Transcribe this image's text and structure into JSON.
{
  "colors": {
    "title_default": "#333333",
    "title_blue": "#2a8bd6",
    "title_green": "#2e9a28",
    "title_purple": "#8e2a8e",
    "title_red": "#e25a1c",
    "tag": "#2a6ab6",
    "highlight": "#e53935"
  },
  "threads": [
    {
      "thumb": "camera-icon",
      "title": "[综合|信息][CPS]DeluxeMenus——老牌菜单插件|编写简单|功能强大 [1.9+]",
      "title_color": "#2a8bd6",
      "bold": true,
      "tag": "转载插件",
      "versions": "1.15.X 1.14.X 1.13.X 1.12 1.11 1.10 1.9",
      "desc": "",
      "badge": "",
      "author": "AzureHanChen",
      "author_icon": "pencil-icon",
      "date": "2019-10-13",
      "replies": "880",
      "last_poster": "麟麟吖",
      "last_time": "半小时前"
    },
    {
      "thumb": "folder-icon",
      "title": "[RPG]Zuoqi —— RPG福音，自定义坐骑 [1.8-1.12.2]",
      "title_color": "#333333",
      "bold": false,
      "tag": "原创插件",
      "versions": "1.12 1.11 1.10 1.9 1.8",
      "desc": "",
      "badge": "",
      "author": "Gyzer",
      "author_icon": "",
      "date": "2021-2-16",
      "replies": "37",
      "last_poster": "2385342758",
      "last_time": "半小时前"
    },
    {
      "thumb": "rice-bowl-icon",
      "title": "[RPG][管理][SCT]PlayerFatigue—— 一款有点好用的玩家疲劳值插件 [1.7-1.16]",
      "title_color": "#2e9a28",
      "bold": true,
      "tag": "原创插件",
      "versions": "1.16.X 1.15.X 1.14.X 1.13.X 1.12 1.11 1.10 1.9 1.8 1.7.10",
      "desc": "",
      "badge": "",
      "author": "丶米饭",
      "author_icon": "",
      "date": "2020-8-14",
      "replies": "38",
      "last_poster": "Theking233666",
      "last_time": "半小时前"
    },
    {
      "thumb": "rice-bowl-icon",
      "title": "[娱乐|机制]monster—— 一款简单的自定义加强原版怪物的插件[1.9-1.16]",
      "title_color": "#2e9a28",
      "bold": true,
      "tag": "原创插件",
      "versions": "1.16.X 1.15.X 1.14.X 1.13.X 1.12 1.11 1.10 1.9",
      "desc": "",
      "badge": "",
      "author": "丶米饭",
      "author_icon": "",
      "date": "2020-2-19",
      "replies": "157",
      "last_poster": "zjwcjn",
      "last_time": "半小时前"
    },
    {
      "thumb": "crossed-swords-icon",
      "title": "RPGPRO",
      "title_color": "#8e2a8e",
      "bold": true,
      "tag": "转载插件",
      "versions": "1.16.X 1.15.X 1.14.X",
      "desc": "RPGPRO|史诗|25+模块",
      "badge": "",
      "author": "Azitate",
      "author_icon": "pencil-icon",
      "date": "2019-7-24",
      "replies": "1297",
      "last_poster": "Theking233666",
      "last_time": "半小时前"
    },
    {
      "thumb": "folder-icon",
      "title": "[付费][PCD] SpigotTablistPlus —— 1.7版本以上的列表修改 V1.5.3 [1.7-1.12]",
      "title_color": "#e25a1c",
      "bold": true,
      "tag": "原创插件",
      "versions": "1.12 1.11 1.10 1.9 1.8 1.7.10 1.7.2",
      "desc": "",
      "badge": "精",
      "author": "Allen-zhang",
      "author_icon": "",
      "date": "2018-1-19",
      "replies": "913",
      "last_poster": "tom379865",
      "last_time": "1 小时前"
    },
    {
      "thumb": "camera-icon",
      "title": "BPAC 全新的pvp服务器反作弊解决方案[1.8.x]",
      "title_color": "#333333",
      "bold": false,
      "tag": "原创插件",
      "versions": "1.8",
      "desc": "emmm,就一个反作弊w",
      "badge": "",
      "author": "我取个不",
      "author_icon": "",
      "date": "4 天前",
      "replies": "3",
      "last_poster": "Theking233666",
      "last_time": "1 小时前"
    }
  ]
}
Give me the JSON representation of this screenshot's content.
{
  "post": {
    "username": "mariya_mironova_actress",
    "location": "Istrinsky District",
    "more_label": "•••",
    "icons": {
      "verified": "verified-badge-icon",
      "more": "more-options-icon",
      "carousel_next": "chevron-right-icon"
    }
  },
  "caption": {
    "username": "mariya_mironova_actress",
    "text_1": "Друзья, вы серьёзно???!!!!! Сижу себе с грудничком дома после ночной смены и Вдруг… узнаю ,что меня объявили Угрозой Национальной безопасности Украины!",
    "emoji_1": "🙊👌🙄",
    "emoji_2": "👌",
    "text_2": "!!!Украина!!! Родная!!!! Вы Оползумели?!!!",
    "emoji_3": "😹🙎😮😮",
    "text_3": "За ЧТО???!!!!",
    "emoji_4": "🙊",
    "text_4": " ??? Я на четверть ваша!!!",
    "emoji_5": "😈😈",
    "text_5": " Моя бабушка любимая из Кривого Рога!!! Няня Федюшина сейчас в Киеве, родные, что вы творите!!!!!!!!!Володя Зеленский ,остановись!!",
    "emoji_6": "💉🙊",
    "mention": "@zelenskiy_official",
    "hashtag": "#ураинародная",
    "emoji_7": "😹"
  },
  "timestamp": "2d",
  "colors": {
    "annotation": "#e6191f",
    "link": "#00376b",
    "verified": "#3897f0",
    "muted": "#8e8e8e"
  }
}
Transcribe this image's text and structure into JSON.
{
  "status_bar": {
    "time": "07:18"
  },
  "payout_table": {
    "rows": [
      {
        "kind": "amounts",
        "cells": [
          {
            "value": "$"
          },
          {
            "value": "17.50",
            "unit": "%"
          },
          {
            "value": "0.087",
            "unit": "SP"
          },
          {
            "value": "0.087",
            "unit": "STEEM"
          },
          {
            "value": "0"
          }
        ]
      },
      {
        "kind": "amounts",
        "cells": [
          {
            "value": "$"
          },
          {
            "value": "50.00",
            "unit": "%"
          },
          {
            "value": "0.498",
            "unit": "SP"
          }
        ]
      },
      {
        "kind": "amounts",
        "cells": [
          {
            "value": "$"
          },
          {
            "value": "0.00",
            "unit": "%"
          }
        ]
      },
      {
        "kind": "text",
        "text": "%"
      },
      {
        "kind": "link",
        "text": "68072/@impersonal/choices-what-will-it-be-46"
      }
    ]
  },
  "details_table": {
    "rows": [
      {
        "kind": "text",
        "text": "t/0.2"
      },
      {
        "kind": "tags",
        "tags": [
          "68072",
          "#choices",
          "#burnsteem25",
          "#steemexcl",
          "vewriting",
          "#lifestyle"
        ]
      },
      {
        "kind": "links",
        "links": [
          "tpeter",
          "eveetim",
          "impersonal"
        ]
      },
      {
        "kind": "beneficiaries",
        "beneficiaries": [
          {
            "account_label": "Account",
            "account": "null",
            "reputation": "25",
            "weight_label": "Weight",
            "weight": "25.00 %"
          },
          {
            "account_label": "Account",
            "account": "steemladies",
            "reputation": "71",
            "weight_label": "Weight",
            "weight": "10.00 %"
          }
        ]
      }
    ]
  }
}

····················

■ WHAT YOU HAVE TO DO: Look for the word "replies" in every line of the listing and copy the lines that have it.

■ EXERCISE RESULT:
      "replies": "880",
      "replies": "37",
      "replies": "38",
      "replies": "157",
      "replies": "1297",
      "replies": "913",
      "replies": "3",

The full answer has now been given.